* [Data]
━━━━━━━━━━━━━━━━━━━━━━━━━━━━━━

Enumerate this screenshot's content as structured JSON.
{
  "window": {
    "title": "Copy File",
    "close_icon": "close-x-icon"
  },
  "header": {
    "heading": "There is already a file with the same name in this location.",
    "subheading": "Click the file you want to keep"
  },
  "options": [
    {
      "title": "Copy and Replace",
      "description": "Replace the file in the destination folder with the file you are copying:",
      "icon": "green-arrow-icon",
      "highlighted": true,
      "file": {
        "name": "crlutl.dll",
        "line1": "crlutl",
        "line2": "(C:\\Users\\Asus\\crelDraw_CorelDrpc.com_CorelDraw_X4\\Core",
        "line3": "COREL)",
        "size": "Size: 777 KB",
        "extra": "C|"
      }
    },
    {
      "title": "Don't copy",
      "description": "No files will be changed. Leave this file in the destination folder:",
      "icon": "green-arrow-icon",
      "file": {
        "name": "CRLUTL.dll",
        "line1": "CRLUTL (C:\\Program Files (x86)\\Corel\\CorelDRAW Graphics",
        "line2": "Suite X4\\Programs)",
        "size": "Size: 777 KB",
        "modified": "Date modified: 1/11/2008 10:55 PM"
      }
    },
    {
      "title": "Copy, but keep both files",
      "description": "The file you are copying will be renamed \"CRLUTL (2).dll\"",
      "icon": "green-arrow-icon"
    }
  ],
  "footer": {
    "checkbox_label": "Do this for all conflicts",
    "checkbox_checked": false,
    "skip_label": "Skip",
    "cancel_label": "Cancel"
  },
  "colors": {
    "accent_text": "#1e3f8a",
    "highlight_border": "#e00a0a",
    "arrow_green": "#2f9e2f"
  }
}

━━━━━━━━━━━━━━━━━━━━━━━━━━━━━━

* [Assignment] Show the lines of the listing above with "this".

* [Written reply]
Enumerate this screenshot's content as structured JSON.
    "heading": "There is already a file with the same name in this location.",
      "description": "No files will be changed. Leave this file in the destination folder:",
    "checkbox_label": "Do this for all conflicts",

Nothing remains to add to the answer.